• Problem details:
The answer must be the full data, restated word for word, with no pictures in it.

• Material for this task:
•••••
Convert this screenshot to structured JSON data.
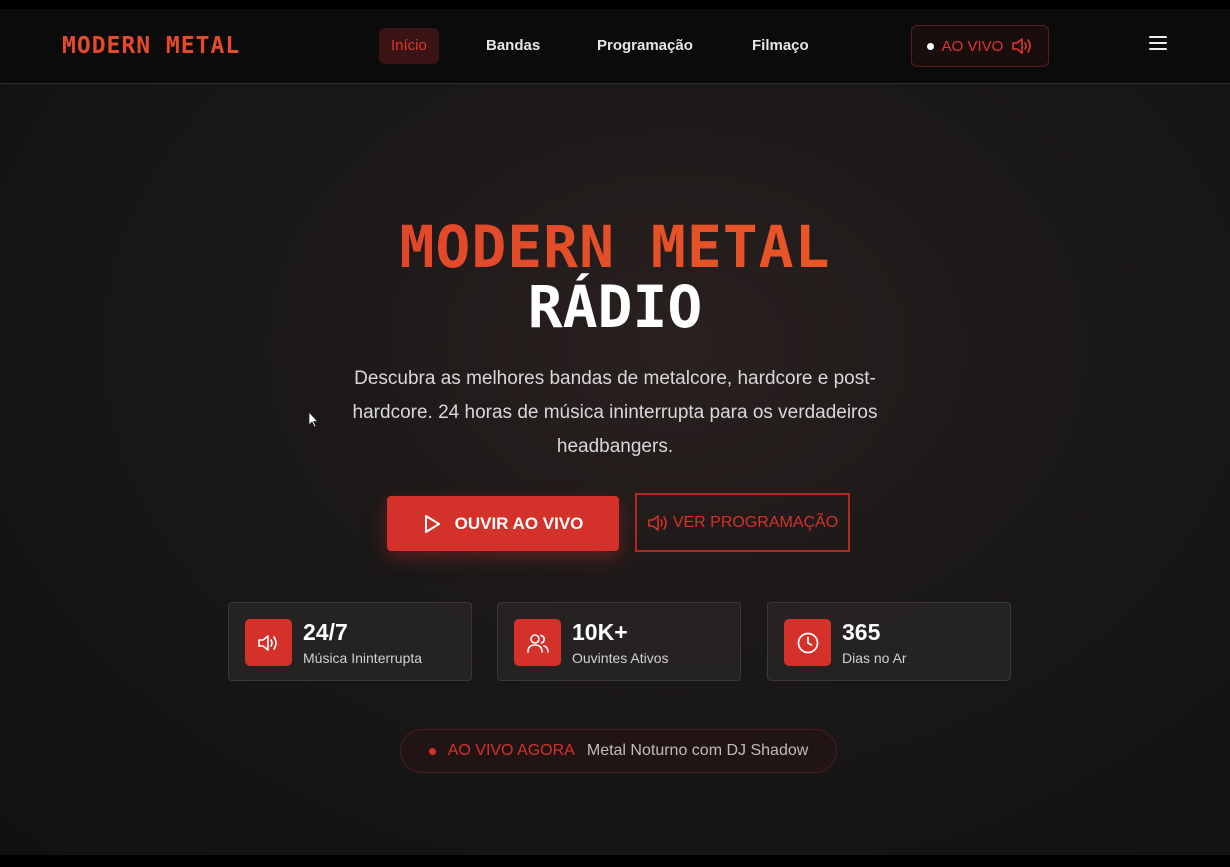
{
  "nav": {
    "logo": "MODERN METAL",
    "links": [
      "Início",
      "Bandas",
      "Programação",
      "Filmaço"
    ],
    "live_label": "AO VIVO"
  },
  "hero": {
    "title_line1": "MODERN METAL",
    "title_line2": "RÁDIO",
    "description": "Descubra as melhores bandas de metalcore, hardcore e post-hardcore. 24 horas de música ininterrupta para os verdadeiros headbangers.",
    "primary_button": "OUVIR AO VIVO",
    "secondary_button": "VER PROGRAMAÇÃO"
  },
  "stats": [
    {
      "value": "24/7",
      "label": "Música Ininterrupta",
      "icon": "speaker-icon"
    },
    {
      "value": "10K+",
      "label": "Ouvintes Ativos",
      "icon": "users-icon"
    },
    {
      "value": "365",
      "label": "Dias no Ar",
      "icon": "clock-icon"
    }
  ],
  "now_playing": {
    "label": "AO VIVO AGORA",
    "show": "Metal Noturno com DJ Shadow"
  },
  "colors": {
    "accent": "#d4312a",
    "logo": "#e54b2b",
    "background": "#1a1717"
  }
}
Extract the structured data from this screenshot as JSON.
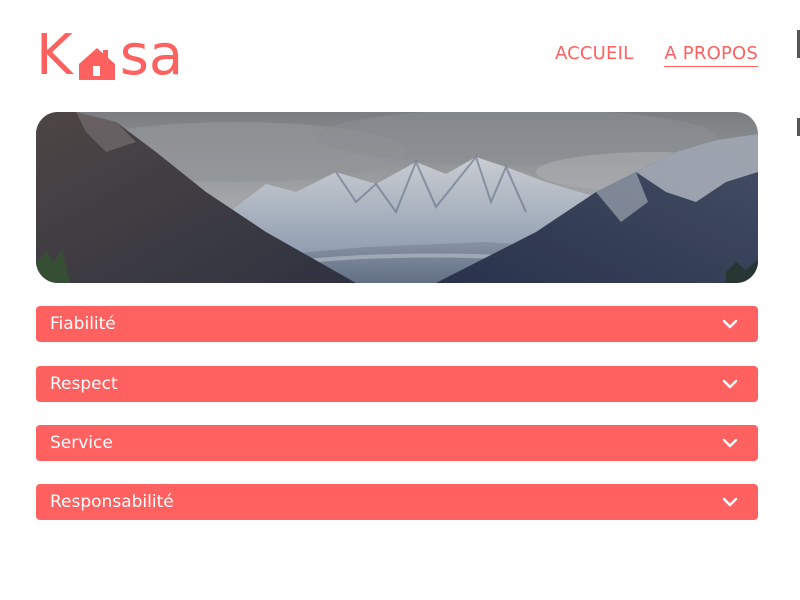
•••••
• Result of this exercise:
Convert this screenshot to structured JSON data.
{
  "nav": {
    "logo": "MODERN METAL",
    "links": [
      "Início",
      "Bandas",
      "Programação",
      "Filmaço"
    ],
    "live_label": "AO VIVO"
  },
  "hero": {
    "title_line1": "MODERN METAL",
    "title_line2": "RÁDIO",
    "description": "Descubra as melhores bandas de metalcore, hardcore e post-hardcore. 24 horas de música ininterrupta para os verdadeiros headbangers.",
    "primary_button": "OUVIR AO VIVO",
    "secondary_button": "VER PROGRAMAÇÃO"
  },
  "stats": [
    {
      "value": "24/7",
      "label": "Música Ininterrupta",
      "icon": "speaker-icon"
    },
    {
      "value": "10K+",
      "label": "Ouvintes Ativos",
      "icon": "users-icon"
    },
    {
      "value": "365",
      "label": "Dias no Ar",
      "icon": "clock-icon"
    }
  ],
  "now_playing": {
    "label": "AO VIVO AGORA",
    "show": "Metal Noturno com DJ Shadow"
  },
  "colors": {
    "accent": "#d4312a",
    "logo": "#e54b2b",
    "background": "#1a1717"
  }
}
Extract the structured data from this screenshot as JSON.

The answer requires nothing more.